Arthur Carr was a Fellow of Oriel College, Oxford and Assistant Master at Wellington College.

1 Peter

  • Author: G. W. Blenkin
  • Publisher: Cambridge University Press
  • Publication Date: 1914
  • Pages: 228

Sample Pages: 1 | 2 | 3 | 4 | 5 | 6 | 7

With over one hundred pages of notes concerning the Greek text, Wilfrid has produced a perfect companion to reading 1 Peter in its original language. Wilfrid also examines the life and character of Peter, the authorship of the epistle, and the date and place of it writing. Wilfrid also covers the doctrines discussed in 1 Peter, and explores its relationship to other New Testament books.

G. W. Blenkin (1861–1924) was educated at Harrow and Trinity College, Cambridge and was Dean of St. Albans from 1914–1924.

2 Peter and Jude

  • Author: M. R. James
  • Publisher: Cambridge University Press
  • Publication Date: 1912
  • Pages: 120

Sample Pages: 1 | 2 | 3 | 4 | 5 | 6 | 7

Before providing his succinct and practical commentary on 2 Peter and Jude, James provides an in-depth introduction to both important books. James explains the connection between 2 Peter and Jude before exploring each of them separately. James pays special attention to the content contained in these two Epistles rather than the controversies surrounding their authorship and canonization.

M. R. James (1862–1936) was educated at King’s College, Cambridge, where he would later become its provost. A prolific author, he also served as the Director of the Fitzwilliam Museum in Cambridge.

1, 2, & 3 John

  • Author: Alfred Plummer
  • Publisher: Cambridge University Press
  • Publication Date: 1916
  • Pages: 204

Sample Pages: 1 | 2 | 3 | 4 | 5 | 6 | 7

“In order to understand the motive and tone of the Epistles, it is requisite to have some clear idea of the circumstances, local, moral, and intellectual, in the midst of which they were written,” states Plummer in the Introduction. This volume contains Plummer’s fascinating biography of John in his last years, evoking the atmosphere and politics at work when John penned these Epistles. Before giving insightful notes on the Greek texts of 1, 2, and 3 John, Plummer provides in-depth commentary for all three books.

Alfred Plummer (1841–1926) was educated at Exeter College, Oxford and was a Fellow of Trinity College.
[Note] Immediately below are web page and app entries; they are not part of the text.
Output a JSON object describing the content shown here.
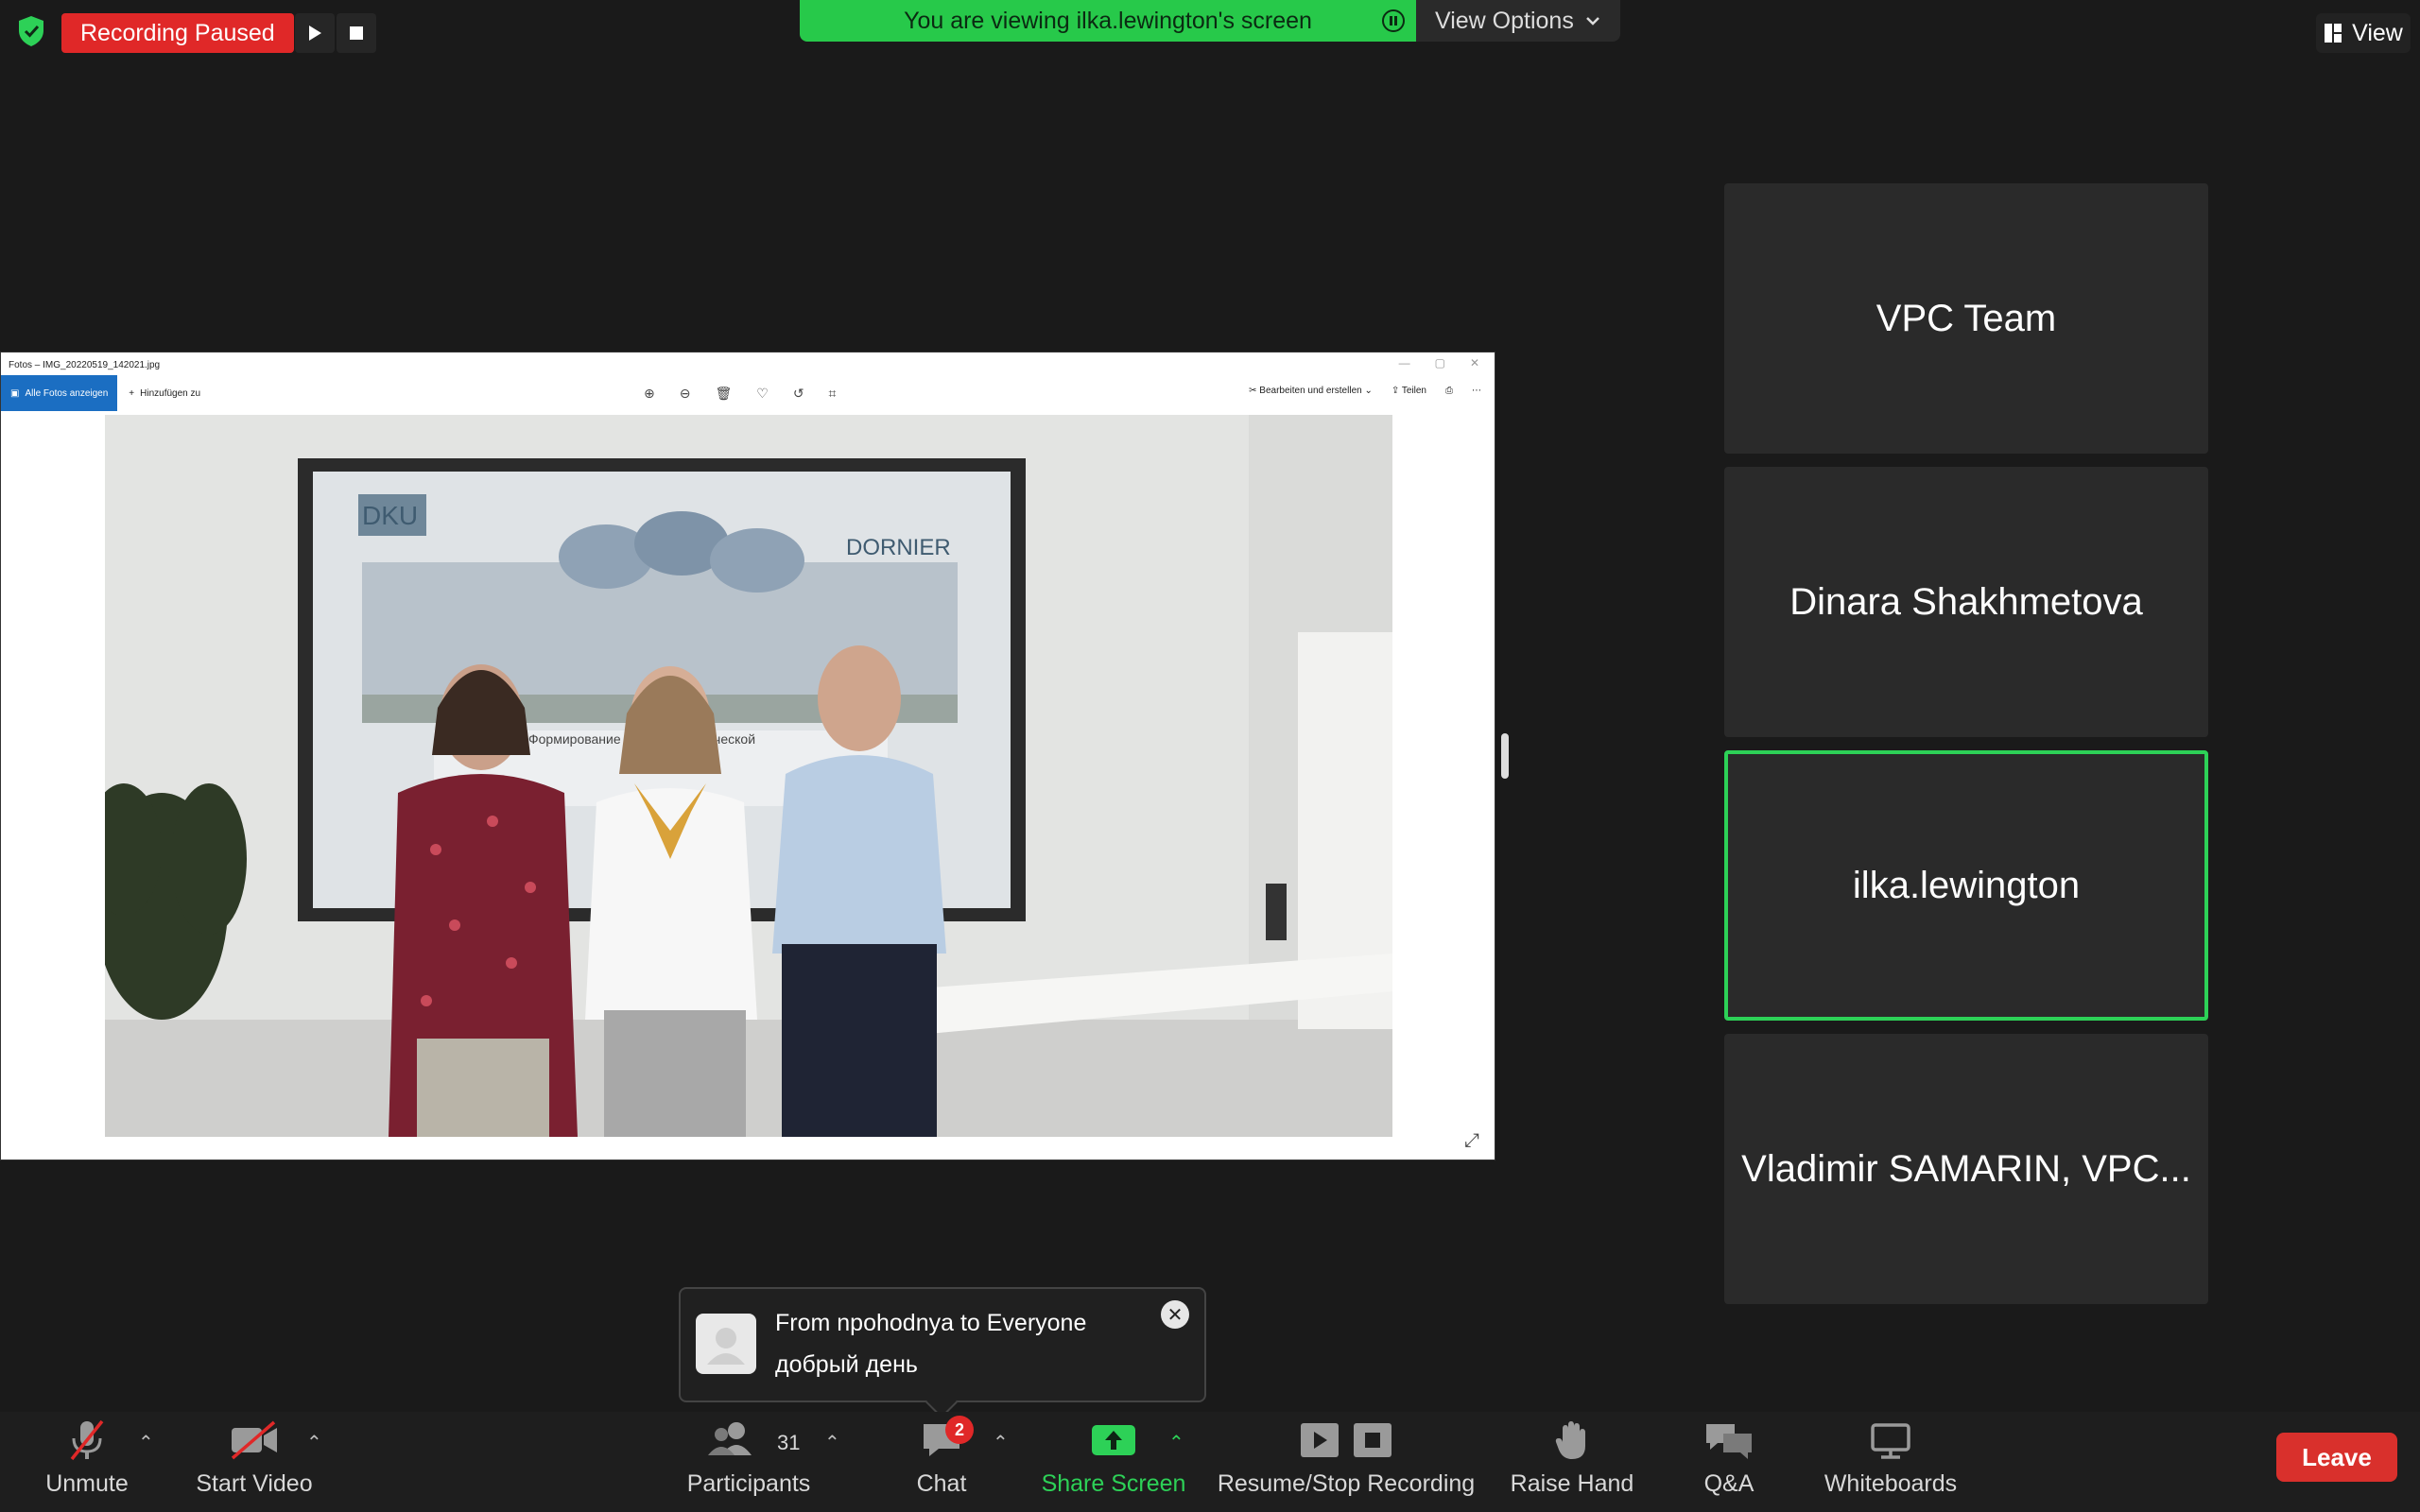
{
  "top": {
    "recording_status": "Recording Paused",
    "viewing_banner": "You are viewing ilka.lewington's screen",
    "view_options": "View Options",
    "view": "View"
  },
  "shared_screen": {
    "window_title": "Fotos – IMG_20220519_142021.jpg",
    "toolbar": {
      "all_photos": "Alle Fotos anzeigen",
      "add_to": "Hinzufügen zu",
      "edit_create": "Bearbeiten und erstellen",
      "share": "Teilen"
    },
    "slide": {
      "logo_left": "DKU",
      "logo_right": "DORNIER",
      "text": "Формирование теплоэнергетической"
    }
  },
  "gallery": {
    "tiles": [
      {
        "name": "VPC Team",
        "active": false
      },
      {
        "name": "Dinara Shakhmetova",
        "active": false
      },
      {
        "name": "ilka.lewington",
        "active": true
      },
      {
        "name": "Vladimir SAMARIN, VPC...",
        "active": false
      }
    ]
  },
  "chat_toast": {
    "from": "From npohodnya to Everyone",
    "message": "добрый день"
  },
  "toolbar": {
    "unmute": "Unmute",
    "start_video": "Start Video",
    "participants": "Participants",
    "participants_count": "31",
    "chat": "Chat",
    "chat_badge": "2",
    "share_screen": "Share Screen",
    "recording": "Resume/Stop Recording",
    "raise_hand": "Raise Hand",
    "qa": "Q&A",
    "whiteboards": "Whiteboards",
    "leave": "Leave"
  },
  "colors": {
    "accent_green": "#27c94a",
    "recording_red": "#e02828",
    "leave_red": "#d9302c",
    "background": "#1a1a1a"
  }
}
He is notably one of the editors of the International Critical Commentary series which contain his commentaries on Luke, 1 Corinthians, and 2 Corinthians. Plummer was also a contributor to The Expositor's Bible commentary set.

Revelation

  • Author: William Henry Simcox
  • Publisher: Cambridge University Press
  • Publication Date: 1893
  • Pages: 248

Sample Pages: 1 | 2 | 3 | 4 | 5 | 6 | 7

Simcox proves to be an apt guide into one of the most difficult books in the Bible, and his commentary upon the Greek text is as illuminating as his insightful introduction to Revelation. Besides addressing the authorship of Revelation, Simcox also explores the angels of the Churches, heresies controverted in Revelation, and the doctrine of Millennialism.

William Henry Simcox (1842–1889) was a Fellow of Queen’s College, Oxford and Rector of Harlaxton. Simcox was active in the study of the book of Revelation, early Christian history, textual criticism, and Greek grammar.

Product Details

  • Title: Cambridge Greek Testament for Schools and Colleges (21 vols.)
  • Publisher: Cambridge University Press
  • Volumes: 21
  • Pages: 5,928